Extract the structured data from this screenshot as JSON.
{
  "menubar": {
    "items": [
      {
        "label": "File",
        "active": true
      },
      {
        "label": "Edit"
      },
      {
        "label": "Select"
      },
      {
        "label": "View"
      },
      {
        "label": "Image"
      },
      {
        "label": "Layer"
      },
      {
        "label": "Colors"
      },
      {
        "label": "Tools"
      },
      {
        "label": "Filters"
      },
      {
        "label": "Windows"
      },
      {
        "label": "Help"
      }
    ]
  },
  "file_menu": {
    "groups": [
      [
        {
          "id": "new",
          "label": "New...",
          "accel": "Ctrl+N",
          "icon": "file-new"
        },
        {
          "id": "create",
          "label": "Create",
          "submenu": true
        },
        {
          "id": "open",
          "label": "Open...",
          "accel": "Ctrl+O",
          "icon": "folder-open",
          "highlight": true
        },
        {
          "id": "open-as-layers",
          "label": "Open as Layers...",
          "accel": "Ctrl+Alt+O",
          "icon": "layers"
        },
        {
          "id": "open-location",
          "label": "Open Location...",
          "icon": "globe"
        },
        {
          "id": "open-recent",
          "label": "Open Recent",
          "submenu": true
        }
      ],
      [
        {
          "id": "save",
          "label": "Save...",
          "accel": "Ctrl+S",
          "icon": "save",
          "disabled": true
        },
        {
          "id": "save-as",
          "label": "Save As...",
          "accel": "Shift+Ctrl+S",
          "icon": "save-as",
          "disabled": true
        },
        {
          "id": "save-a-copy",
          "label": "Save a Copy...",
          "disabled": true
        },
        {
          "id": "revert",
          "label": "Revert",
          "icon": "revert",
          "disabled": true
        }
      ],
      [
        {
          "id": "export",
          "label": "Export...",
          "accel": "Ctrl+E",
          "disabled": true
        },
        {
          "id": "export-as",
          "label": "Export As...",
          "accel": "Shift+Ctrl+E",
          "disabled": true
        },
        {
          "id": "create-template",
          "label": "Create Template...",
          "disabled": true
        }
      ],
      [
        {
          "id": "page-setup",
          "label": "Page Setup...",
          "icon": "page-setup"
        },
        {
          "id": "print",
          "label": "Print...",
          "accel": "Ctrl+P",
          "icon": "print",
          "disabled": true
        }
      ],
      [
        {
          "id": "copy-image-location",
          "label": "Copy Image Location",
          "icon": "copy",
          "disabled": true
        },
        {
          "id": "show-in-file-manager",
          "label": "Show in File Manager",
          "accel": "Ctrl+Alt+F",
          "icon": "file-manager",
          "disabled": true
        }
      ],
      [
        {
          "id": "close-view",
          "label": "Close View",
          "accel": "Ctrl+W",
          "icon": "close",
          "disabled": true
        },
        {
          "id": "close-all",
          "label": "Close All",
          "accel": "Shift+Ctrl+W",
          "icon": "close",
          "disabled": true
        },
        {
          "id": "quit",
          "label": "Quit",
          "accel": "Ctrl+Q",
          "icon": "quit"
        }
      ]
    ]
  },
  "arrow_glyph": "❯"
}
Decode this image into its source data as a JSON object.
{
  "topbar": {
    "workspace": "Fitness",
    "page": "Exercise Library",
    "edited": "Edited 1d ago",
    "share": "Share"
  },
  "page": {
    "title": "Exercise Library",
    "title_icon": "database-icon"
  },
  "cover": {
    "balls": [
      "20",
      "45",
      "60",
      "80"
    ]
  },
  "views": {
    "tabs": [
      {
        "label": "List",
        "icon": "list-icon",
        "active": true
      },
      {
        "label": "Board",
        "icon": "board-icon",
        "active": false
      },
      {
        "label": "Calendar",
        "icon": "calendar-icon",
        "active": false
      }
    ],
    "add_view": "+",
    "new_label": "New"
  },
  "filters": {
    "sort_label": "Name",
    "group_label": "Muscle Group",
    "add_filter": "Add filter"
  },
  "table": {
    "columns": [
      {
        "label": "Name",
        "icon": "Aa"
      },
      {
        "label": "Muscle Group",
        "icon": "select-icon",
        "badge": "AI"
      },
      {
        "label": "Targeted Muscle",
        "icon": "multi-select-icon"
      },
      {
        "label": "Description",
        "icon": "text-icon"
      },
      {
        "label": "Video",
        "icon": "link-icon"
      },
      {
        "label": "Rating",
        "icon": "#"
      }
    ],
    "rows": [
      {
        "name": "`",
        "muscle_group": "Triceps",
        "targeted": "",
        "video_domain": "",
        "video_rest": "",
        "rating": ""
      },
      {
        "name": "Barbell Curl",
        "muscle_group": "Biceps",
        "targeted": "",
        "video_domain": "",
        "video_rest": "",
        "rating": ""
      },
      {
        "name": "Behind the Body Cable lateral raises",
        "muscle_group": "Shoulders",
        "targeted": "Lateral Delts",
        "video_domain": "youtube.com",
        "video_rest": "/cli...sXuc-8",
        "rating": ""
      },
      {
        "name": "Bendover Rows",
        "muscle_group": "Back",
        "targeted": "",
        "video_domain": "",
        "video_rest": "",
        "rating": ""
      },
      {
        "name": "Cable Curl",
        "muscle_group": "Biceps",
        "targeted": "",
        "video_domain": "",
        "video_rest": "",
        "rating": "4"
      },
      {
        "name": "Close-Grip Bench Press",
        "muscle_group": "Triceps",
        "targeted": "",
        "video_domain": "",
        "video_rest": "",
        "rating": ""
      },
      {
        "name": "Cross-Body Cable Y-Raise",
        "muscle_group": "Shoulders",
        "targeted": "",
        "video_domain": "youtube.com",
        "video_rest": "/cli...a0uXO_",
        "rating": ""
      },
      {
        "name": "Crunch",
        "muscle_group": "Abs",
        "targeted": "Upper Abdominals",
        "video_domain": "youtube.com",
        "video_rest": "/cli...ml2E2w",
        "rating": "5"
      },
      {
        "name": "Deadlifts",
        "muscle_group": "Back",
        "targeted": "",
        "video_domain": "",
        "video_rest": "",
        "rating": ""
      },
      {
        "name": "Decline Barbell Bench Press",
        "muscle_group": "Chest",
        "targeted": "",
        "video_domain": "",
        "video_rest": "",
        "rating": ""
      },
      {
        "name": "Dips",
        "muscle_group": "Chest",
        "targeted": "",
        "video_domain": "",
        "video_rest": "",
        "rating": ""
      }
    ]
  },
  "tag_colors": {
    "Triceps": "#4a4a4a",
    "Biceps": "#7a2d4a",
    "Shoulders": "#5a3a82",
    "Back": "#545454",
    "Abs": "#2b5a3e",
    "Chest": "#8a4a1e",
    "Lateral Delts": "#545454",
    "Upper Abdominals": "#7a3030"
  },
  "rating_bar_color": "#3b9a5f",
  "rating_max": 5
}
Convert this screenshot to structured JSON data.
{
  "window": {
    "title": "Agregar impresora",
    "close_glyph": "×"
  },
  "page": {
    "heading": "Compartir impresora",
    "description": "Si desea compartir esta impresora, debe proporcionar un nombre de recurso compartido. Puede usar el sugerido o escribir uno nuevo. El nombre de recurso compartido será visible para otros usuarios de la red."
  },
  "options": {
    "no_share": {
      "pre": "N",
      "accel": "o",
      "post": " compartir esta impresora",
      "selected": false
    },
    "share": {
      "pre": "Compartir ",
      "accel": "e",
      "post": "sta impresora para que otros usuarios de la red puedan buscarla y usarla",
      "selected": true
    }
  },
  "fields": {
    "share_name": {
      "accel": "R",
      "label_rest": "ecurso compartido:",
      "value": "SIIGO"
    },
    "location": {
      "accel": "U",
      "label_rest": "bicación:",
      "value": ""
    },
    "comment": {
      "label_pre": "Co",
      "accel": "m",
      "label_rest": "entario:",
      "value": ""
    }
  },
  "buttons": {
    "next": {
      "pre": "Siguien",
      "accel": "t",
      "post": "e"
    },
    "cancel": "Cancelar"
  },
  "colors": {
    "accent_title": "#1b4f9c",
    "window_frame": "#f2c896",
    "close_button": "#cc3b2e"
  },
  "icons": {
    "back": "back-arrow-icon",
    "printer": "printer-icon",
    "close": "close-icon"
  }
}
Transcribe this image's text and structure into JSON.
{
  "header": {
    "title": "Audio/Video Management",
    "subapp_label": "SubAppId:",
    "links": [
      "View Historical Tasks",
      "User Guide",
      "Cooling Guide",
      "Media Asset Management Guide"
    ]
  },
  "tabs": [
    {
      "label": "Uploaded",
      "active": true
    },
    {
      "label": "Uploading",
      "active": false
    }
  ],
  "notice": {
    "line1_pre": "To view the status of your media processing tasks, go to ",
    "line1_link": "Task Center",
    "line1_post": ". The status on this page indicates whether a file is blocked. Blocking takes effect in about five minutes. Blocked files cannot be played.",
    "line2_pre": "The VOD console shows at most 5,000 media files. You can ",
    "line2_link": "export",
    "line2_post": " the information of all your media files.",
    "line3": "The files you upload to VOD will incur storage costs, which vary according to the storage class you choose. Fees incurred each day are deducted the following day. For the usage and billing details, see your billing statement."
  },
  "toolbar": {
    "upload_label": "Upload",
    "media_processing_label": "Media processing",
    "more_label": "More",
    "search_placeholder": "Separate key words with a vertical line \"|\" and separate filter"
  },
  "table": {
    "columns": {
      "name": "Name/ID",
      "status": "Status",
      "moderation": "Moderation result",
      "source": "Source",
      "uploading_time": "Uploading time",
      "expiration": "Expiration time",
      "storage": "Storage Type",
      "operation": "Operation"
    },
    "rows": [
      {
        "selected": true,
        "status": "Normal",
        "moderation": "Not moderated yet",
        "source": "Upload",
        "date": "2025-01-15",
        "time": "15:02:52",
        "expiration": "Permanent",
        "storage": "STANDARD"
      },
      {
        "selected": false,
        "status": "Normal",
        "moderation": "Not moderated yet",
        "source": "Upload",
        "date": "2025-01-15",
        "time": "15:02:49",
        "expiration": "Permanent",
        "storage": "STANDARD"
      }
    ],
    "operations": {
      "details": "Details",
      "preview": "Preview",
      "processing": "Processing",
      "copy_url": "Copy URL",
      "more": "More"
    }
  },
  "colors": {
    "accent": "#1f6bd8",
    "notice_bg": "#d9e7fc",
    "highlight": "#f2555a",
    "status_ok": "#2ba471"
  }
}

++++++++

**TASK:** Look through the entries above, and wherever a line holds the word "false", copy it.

**ANSWER BOX:**
        "active": false
        "active": false
      "selected": false
      "active": false
        "selected": false,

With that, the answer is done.